Data to examine section start
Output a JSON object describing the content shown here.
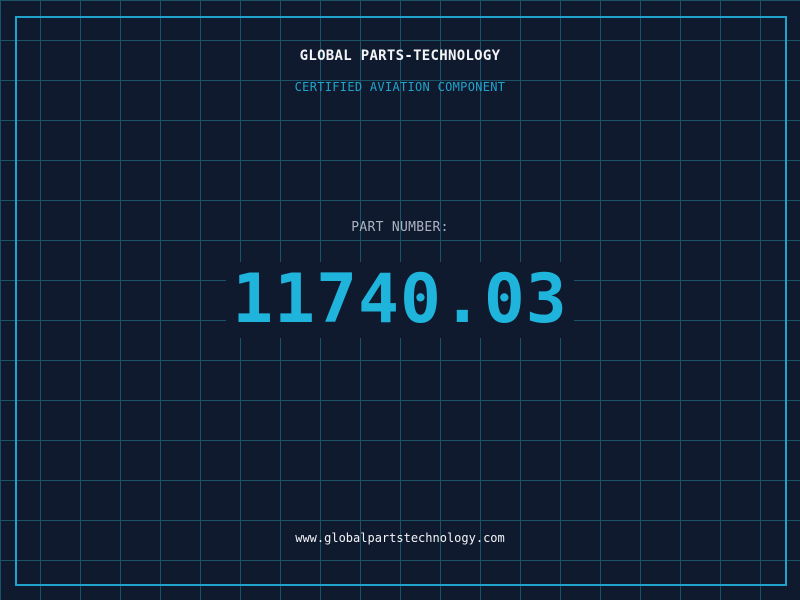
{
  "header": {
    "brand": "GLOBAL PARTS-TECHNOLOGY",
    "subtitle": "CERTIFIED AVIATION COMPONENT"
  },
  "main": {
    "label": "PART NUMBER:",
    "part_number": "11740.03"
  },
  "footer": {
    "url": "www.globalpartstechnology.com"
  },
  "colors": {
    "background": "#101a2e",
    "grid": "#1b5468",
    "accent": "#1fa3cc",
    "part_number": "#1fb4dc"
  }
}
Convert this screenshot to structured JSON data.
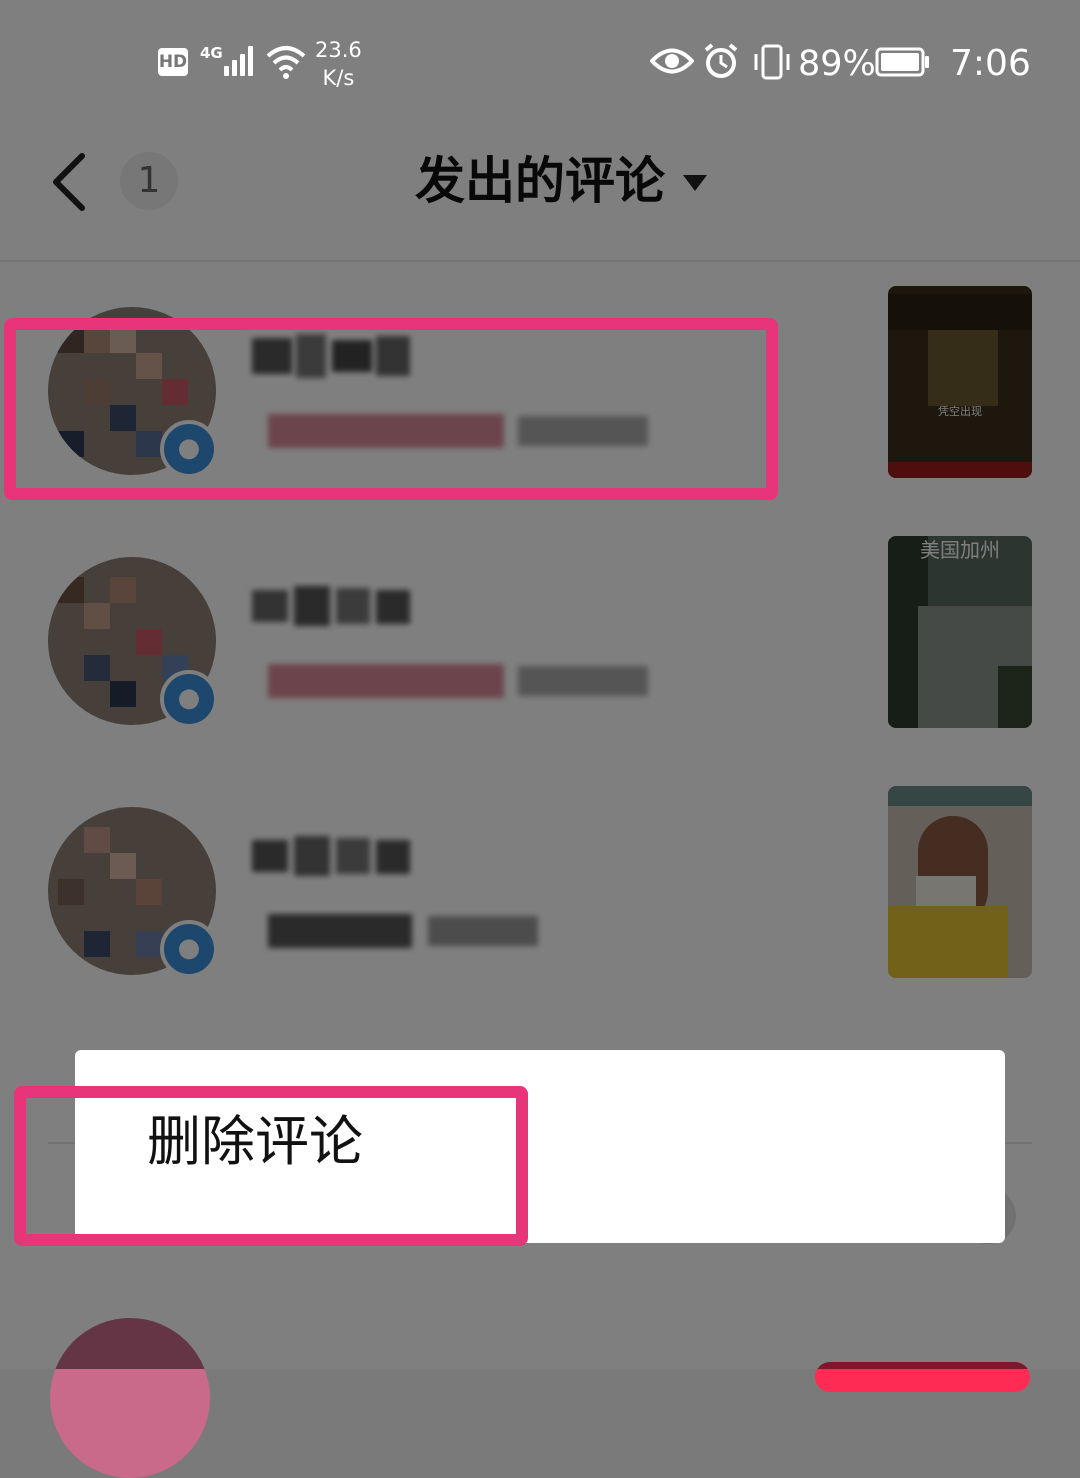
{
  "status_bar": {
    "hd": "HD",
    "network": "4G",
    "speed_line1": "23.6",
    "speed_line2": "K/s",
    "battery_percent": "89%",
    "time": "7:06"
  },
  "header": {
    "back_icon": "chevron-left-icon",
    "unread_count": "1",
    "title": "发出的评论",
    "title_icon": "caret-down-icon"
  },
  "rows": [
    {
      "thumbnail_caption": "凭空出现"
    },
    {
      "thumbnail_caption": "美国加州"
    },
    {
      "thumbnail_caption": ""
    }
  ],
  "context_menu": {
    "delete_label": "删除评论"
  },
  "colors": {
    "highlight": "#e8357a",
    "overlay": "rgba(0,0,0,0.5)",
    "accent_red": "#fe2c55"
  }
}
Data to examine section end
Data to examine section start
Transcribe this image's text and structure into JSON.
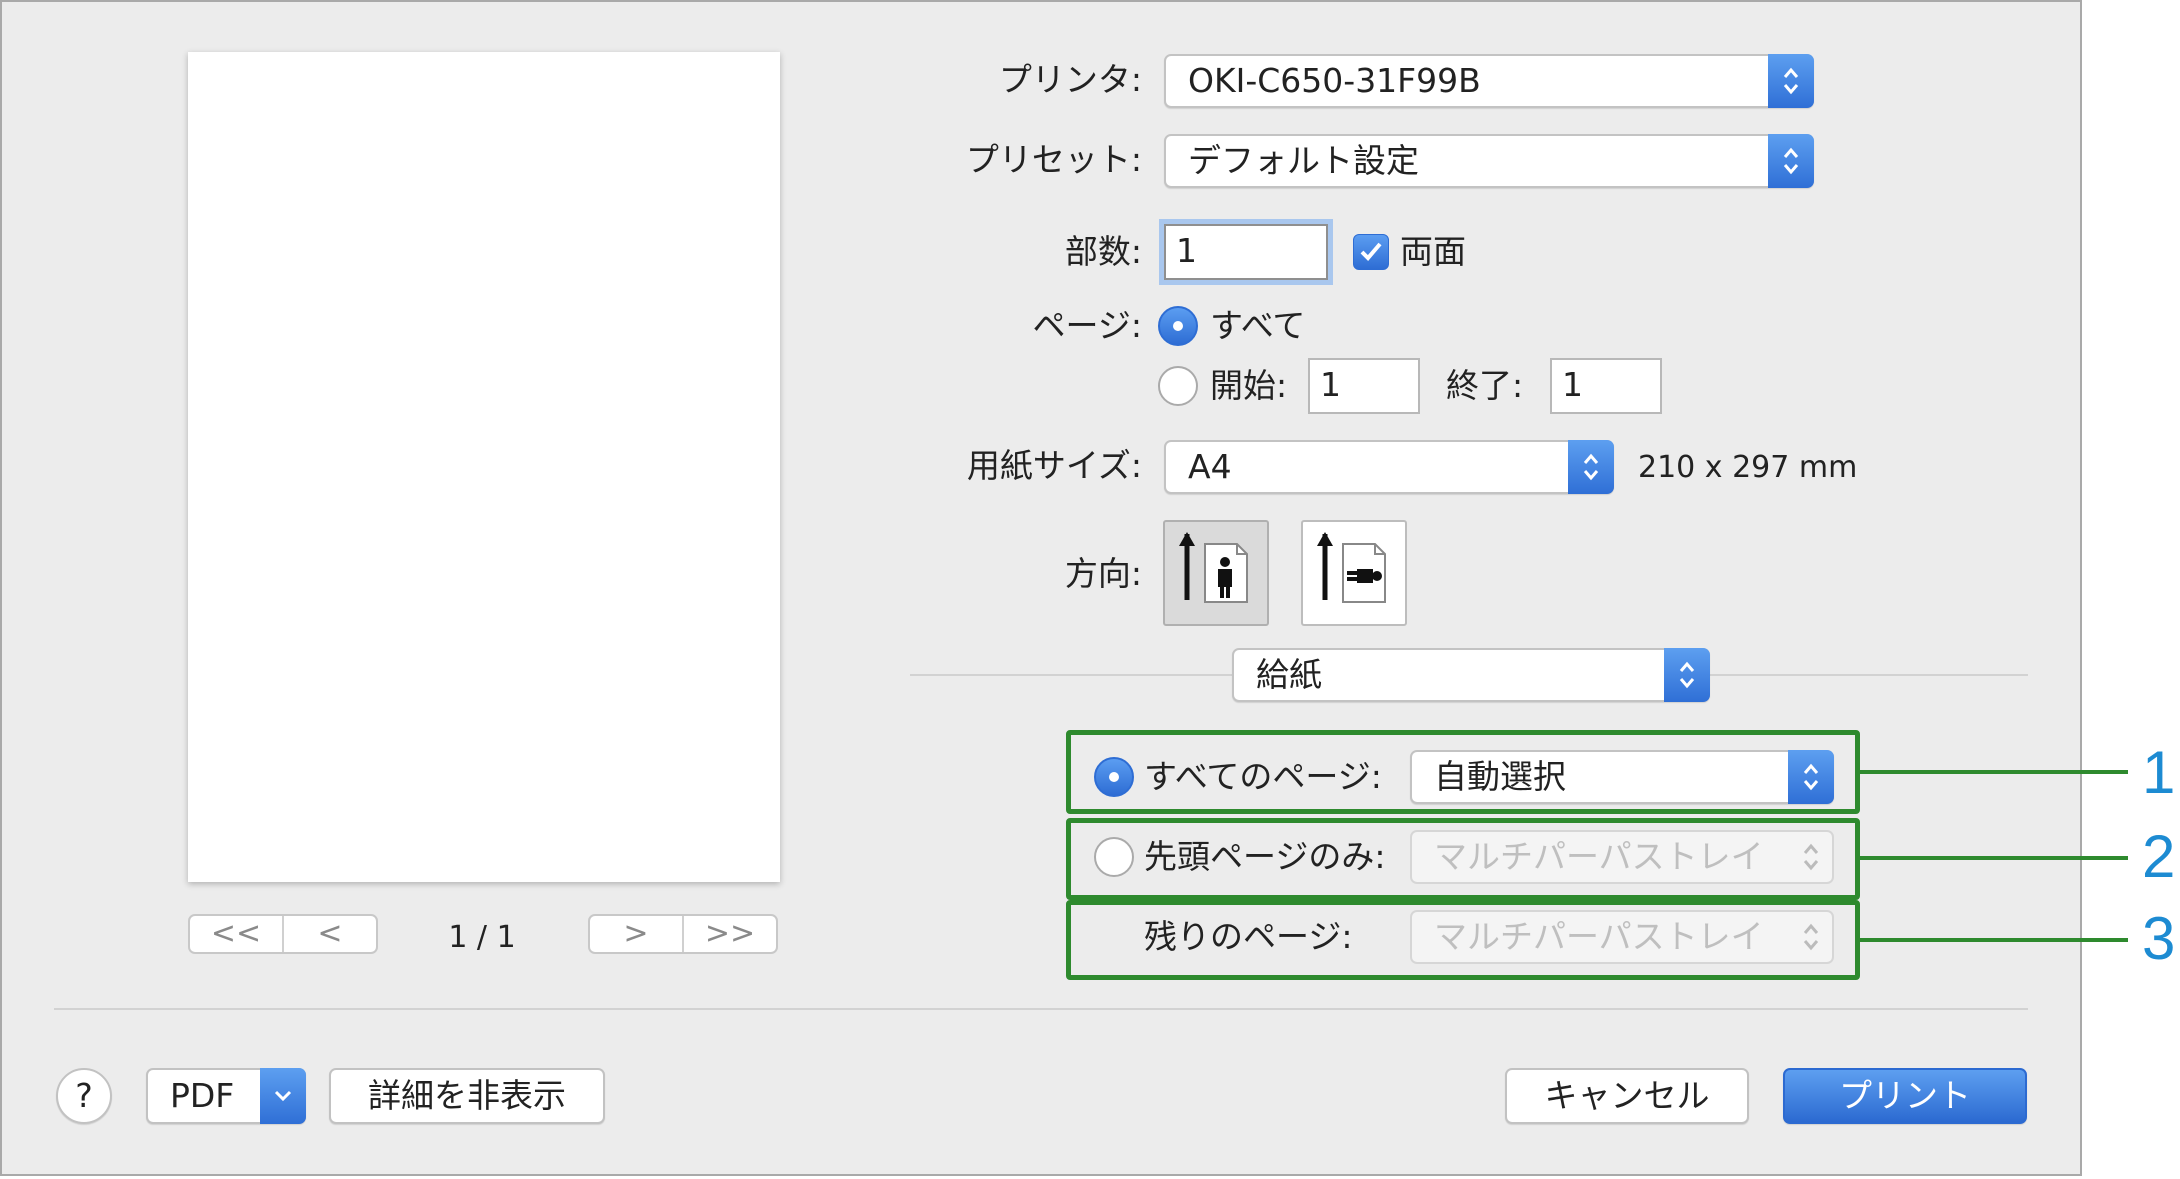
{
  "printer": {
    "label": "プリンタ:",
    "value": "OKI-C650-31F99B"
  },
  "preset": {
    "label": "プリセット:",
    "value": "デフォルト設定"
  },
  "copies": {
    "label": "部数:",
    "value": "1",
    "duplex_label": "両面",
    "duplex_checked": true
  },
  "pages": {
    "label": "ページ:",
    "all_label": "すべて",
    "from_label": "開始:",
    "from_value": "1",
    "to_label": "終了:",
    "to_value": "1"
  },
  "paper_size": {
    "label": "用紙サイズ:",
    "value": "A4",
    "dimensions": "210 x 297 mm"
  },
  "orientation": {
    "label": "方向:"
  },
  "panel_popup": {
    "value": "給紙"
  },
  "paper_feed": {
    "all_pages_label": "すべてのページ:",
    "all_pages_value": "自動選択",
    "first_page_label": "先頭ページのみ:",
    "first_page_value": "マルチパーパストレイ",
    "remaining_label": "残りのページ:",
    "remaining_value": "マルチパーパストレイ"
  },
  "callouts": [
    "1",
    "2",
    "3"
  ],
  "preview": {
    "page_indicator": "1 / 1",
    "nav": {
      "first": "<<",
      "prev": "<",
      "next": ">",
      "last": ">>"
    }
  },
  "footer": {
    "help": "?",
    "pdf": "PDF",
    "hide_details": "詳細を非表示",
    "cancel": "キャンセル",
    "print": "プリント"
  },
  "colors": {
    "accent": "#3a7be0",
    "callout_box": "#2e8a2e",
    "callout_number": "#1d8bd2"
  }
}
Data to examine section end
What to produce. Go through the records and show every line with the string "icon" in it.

Reply to the exercise.
    "back_icon": "chevron-left-icon",
    "title_icon": "caret-down-icon"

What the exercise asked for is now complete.